It may be 75 years ago, but Bathurst residents Dick Crossing [OAM] and Alex Bedwell [OAM] can still recall the end of World War II as clear as day.
Now 95 years old, both Mr Crossing and Mr Bedwell were in their late teens when they enlisted towards the end of the war for the Royal Australian Air Force [RAAF] and Royal Australian Navy [RAN] respectively.
As two of Bathurst's three surviving World War II veterans, Mr Crossing and Mr Bedwell experienced the end of the war on opposite sides of the world.
Mr Crossing was in the United Kingdom when World War II ended in Europe in May 1945, and was on leave in London at the time of Germany's surrender.
"It's hard to describe, everyone went a bit silly for three days straight." he said.
"No one went to bed and parties were happening left, right and centre, as you can imagine after six years of horrific conflict."

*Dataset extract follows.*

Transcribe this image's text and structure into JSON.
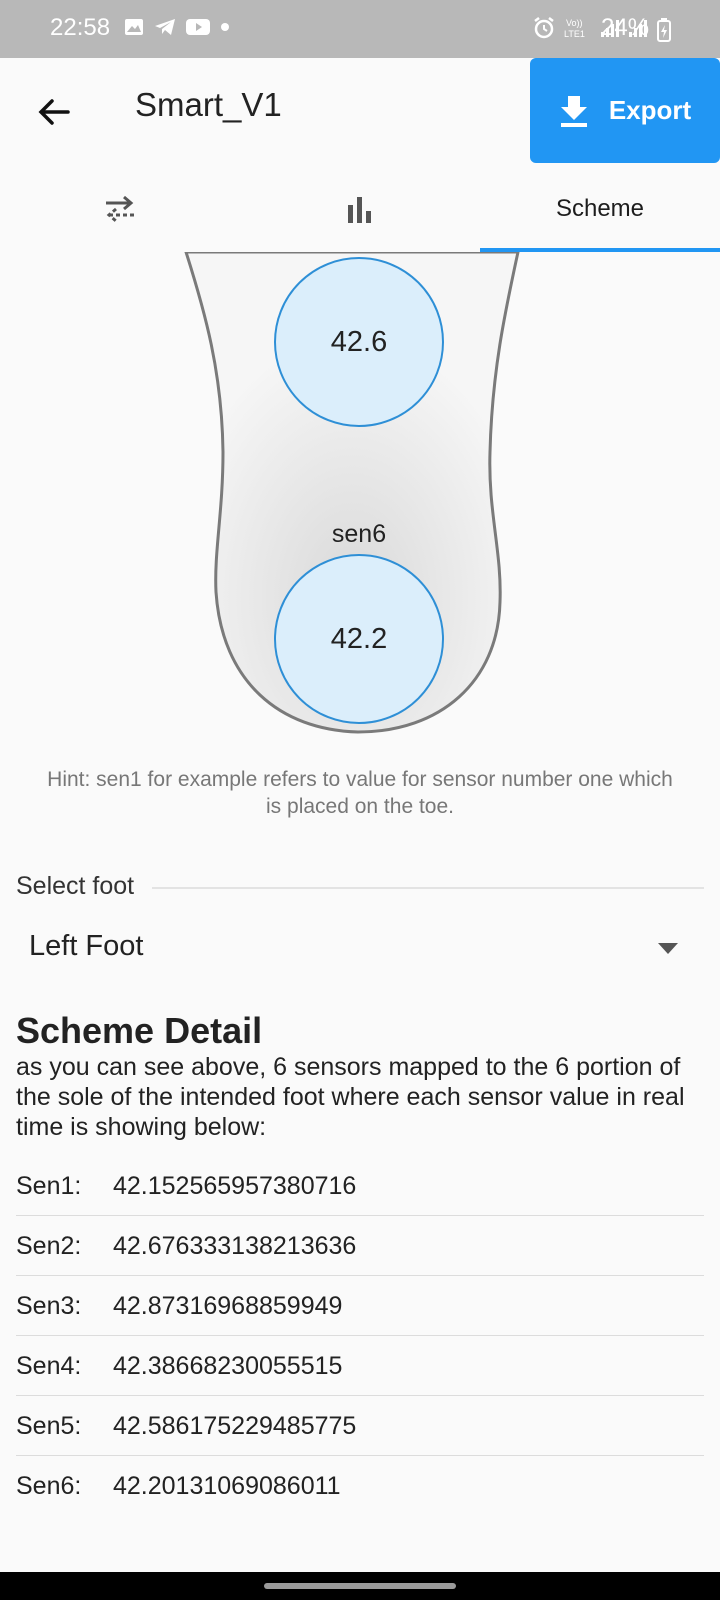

Mr Crossing was positioned in southern England as part of a RAAF squadron attached to the Royal Air Force's Coastal Command.
Half a world away, Mr Bedwell was stationed on the HMAS Ballarat in the Pacific Ocean, and once news of the war's end in Europe came through, he recalls "the skipper issuing each crew member a bottle of beer in celebration."
When the Japanese officially surrendered on September 2, 1945, marking an end to the war in the Pacific, Mr Bedwell was in Tokyo to witness it unfold.
"I remember it well, the Yanks flew some 800 aircraft across Tokyo Bay in a victory formation," he said.
"We were anchored a mile away from the USS Missouri, where the signing of the surrender took place."
As members of two separate defence operations managing vastly different fronts, both men had strikingly different roles, with Mr Crossing patrolling the seas around the UK for German u-boats and Mr Bedwell deciphering communications critical to naval operations.
At the conclusion of the war, Mr Crossing said there were plenty of mixed emotions, with defence personnel both relieved to see an end to the conflict and sorrowful towards the heavy human toll.
"It was nice to be back, but we lost a lot of mates," he said.
"We lost one in four of the units I trained with in Parkes, and the RAAF squadrons attached to the RAF Bomber Command involved in air operations against Germany and Italy lost one in two."
"Around 35 per cent of RAAF war losses were young ones who earned their wings, but never made it overseas and fell victim to training exercises."
Mr Bedwell said it was the same case with the navy.
"There was 56 corvettes manned by the RAN during WWII, and the average age of naval officers was 19 years and eight months," he said.
"We had our fair share of losses during battles with the Japanese, but collisions and rough seas were known to cause casualties as well."
Both men didn't return home immediately at the end of the war; Mr Bedwell continued with mine-sweeping operations south of Hong Kong until December 1945.
Mr Crossing, on the other hand, experienced an interesting, off-the-record occurrence on the ship home from the UK.
"I was on the RMS Aquitania when we were barred from going ashore at Cape Town after disobeying an order to communicate with natives at Sierra Leone," he said.
"There was 5000 Australians on board and, after disobeying orders yet again, 4000 of us were greeted with a grand welcoming party in Cape Town."
"We technically mutinied, but the RAAF never reported it."
At 4pm most days over a scotch, both men continue to discuss their unique stories.